US president spoke with the Turkish leader Monday following a referendum that has escalated concern over Erdoğan’s increasingly authoritarian grip
Lauren Gambino in Washington
Trump’s call came as the Turkish government announced late on Monday night that it would be extending the state of emergency in the country by three more months.
International observers monitoring the Turkish referendum concluded in a preliminary report on Monday that the campaign and vote took place in a political environment where the “fundamental freedoms essential to a genuinely democratic process were curtailed”.
The US president spoke on Monday with Erdoğan, whose triumph in the constitutional referendum escalated concern over his increasingly authoritarian grip on power.
Trump’s congratulatory message strikes a starkly different tone from the statement issued by the US state department on Monday, which urged Erdoğan to respect his citizens’ fundamental rights and noted the report’s findings of “irregularities on voting day and an uneven playing field during the difficult campaign period”.
According to a readout of the call provided by the White House, the two leaders discussed the recent developments in Syria and the US response to the chemical attack in Syria and “agreed on the importance of holding Syrian president Bashar al-Assad accountable”. The readout matches a statement from Erdoğan’s office, which was reported by the state-run Anadolu Agency.
On Sunday, Turkey narrowly approved a package of constitutional amendments that will dramatically reshape the country’s system of government. The proposal replaces the country’s parliamentary system with a presidential one and abolishes the role of the prime minister.

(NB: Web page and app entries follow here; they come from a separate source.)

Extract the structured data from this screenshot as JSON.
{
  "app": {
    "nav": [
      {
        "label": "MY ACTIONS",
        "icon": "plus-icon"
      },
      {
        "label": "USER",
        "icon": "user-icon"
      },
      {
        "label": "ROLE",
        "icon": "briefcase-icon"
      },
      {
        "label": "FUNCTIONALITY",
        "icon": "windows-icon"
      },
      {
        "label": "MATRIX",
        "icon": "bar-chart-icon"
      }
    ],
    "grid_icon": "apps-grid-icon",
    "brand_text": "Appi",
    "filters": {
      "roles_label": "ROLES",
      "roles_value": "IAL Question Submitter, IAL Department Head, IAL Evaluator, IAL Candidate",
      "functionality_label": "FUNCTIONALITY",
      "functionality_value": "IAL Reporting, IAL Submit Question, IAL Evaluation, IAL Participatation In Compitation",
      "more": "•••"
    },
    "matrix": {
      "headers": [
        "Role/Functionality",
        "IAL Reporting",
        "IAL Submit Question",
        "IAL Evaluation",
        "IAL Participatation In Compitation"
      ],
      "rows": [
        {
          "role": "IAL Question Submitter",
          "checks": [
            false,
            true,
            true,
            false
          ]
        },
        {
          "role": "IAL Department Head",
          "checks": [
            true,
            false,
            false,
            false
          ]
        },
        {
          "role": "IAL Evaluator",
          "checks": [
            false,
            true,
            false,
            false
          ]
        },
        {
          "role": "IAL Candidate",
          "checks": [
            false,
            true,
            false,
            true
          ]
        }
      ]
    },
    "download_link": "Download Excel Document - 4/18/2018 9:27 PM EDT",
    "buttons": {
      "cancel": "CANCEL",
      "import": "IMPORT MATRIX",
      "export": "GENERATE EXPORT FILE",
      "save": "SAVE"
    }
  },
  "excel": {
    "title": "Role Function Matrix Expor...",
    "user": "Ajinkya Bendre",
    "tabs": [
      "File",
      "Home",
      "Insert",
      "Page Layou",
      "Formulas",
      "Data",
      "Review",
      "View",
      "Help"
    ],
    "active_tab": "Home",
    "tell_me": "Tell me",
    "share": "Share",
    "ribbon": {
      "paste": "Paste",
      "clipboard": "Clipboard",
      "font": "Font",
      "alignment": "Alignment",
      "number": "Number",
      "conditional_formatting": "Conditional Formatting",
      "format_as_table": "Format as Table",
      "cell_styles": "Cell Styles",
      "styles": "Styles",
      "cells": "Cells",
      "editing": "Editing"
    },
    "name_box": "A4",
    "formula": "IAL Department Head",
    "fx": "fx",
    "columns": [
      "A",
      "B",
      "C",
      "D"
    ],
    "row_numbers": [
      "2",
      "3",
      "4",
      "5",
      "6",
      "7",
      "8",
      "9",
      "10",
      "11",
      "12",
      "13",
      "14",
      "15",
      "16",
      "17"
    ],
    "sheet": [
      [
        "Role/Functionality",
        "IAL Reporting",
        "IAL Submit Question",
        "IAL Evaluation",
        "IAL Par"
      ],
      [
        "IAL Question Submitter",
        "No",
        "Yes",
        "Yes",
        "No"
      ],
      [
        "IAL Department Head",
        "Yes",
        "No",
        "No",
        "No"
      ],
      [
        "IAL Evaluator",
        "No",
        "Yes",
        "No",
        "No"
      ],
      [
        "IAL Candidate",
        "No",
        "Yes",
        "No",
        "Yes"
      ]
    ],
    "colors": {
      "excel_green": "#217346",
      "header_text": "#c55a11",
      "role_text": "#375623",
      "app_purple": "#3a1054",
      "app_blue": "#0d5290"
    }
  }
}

The “yes” camp prevailed with a slim majority, just 51.4% compared with the opposition’s 48.6%, according to Turkey’s electoral commission. The main opposition party immediately contested the result, citing a series of irregularities, and critics raised concerns about the fairness of the vote in the fraught political environment. The vote will take days to confirm.
The pro-Kurdish Peoples’ Democratic party, which opposed the constitutional amendments, joined calls by other opposition figures to annul the vote, citing the controversial decision by the electoral board to accept some 1.5m unstamped ballots they say could have altered the outcome of the referendum.
The prime minister, Binali Yildirim, said during a parliamentary meeting that the ruling Justice and Development (AK) party would invite Erdoğan to rejoin next week once the final results were announced, setting the stage for the latter’s return to the party he founded and led to successive electoral victories.
Turkish presidents are expected to retain their neutrality, but under the new constitutional reforms they will be allowed to maintain their party affiliation. The move will allow Erdoğan to have final say over nominees for parliament, solidifying his control over the legislature.
Yildirim sought a more conciliatory message in his speech, saying there were no losers in the referendum campaign and urging unity in the referendum’s aftermath.
Asked during the White House daily briefing to respond to the result and Erdoğan’s accumulation of power, press secretary Sean Spicer echoed the state department statement and said he would withhold reaction until a final report is published.
“Before we start getting into their governing system, let this commission get through its work,” Spicer said.
Erdoğan’s move to consolidate power, which could potentially keep him in office until 2029, comes just eight months after he survived a failed coup attempt last summer. Erdoğan responded by declaring a state of emergency and cracking down. With the aim to “cleanse all state institutions”, the president suspended or dismissed roughly 120,000 people, including state officials, teachers, bureaucrats, and detained another 47,000 on coup-related charges.
Trump’s congratulatory call stands in contrast to the cautious response from several European leaders. Some officials appeared wary of further antagonizing Turkey, urging restraint and a commitment to Democratic values. Others were more forthright and declared Sunday’s vote the end to Turkey’s decade-long attempt to join Europe’s 28-member bloc.
“With what happened yesterday, (Turkey’s) membership prospects are buried, in practical terms” the Austrian chancellor, Christian Kern, said in a statement. “We are entering a new era”.
Trump also spoke to Erdoğan in early February. On the call, Trump reaffirmed Turkey as a strong Nato ally and a partner in the fight against the Islamic State.
The leaders again discussed the campaign against the the terrorists group on the call on Monday and agreed on “the need to cooperate against all groups that use terrorism to achieve their ends”, the White House said.
The two nations disagree on the American plan to fight Isis in Syria. Erdoğan has deep reservations about the American plan to arm Kurdish forces, which Turkey considers terrorists. The issue has been a sticking point in US-Turkey relations, and was front and center during a visit to Ankara last month by the US secretary of state Rex Tillerson.